Figure 3.24 Applying an S-curve to this image improves the contrast of the image by darkening some of the shadows while brightening the highlights. Notice that the black and white points are left untouched, so you don't have to worry about clipping.
The lower point on our curve darkens the shadows, while the upper point brightens the highlights. The overall effect is to give a big contrast boost to the image, without hurting the shadows and highlights. In most cases, adding a slight S-curve edit like this to an image will improve its contrast.
Making selective corrections
The ability to add multiple control points means that you can target Curves to adjust very specific parts of your image. For example, overall Figure 3.25 is well exposed. However, when this image is printed on glossy paper, the already dark house becomes much darker.
Figure 3.25 Though this image is generally well exposed, the barn becomes too dark when the image is printed. With a Curves adjustment, it's possible to lighten the barn while leaving the rest of the image untouched.
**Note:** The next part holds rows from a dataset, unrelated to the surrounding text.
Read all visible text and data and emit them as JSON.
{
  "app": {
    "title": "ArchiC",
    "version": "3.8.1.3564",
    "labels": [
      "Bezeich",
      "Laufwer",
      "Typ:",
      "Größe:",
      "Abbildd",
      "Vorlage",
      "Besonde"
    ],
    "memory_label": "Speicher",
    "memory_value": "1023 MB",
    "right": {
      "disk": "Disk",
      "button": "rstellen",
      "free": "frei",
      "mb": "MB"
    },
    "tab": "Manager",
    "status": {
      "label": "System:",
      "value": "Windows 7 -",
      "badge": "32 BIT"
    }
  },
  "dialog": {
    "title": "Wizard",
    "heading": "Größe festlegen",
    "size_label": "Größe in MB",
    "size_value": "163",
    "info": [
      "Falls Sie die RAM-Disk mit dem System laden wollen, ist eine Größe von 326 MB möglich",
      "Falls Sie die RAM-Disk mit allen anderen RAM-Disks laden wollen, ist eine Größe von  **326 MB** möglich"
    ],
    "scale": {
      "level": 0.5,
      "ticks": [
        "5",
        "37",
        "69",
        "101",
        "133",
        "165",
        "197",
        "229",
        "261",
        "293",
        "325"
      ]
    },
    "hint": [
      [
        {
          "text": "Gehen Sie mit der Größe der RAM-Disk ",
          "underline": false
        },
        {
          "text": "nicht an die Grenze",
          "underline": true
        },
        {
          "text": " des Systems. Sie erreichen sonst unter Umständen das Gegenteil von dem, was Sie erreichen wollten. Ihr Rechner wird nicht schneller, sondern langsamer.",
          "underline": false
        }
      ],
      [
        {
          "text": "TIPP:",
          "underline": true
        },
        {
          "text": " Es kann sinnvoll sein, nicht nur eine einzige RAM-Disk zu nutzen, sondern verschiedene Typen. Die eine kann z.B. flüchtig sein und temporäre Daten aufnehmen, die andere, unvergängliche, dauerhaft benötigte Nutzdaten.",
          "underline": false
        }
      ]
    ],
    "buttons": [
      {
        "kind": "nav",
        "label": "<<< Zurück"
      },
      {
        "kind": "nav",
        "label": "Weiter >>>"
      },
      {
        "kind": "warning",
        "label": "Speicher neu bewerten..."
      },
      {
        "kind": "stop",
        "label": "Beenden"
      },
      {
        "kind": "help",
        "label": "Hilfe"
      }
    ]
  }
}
Ideally, you want to lighten the house without adjusting any other parts of the image. There are many ways to achieve this type of edit in Photoshop. You could select the house using the Pen or Lasso tool and apply an adjustment to only that selected part of the image, or you could use an adjustment layer with a layer mask—the list goes on and on.
With Curves, though, you can constrain the adjustment to only the house by editing only the part of the curve that contains the tonal values that make up the house.
With the Curves dialog box open, you can click anywhere in your image, and a small circle will appear over the curve to indicate the tonal value of the pixel you clicked. So if you click the barn, you see that its tones live in a very particular part of the lower-left end of the curve ( Figure 3.26 ).
Figure 3.26 With the Curves dialog box open, you can click within your image to see where particular tones lie on the curve.
To adjust only that part of the curve, you first "lock down" the rest of the curve by adding control points. These will serve as anchors to prevent other areas of the curve from being affected by your edit ( Figure 3.27 ).
Figure 3.27 To edit just one part of the curve, you first anchor the curve by placing a few control points.
Now you can simply drag the barn part of the curve up to create your edit ( Figure 3.28 ).
Figure 3.28 With the curve anchored, it's possible to edit just the area that contains the tonal values of the barn. With this edit, the barn brightens while the rest of the image remains the same.
Like Levels, Curves becomes much easier to use with practice. With just a little experimentation, you'll get a better feel for how to drag and shape the curve. Be careful, though—even a slight reshaping of the curve can create a big adjustment to your image. Keep your eyes peeled for posterization (the reduction of tones that can turn some transition areas into splotchy masses of solid color), especially if you're targeting a specific area where there aren't a lot of tones, such as deep shadows or highlights. A sudden or steep change in the curve will almost always yield posterizing. Try to keep the bends in your curve gentle.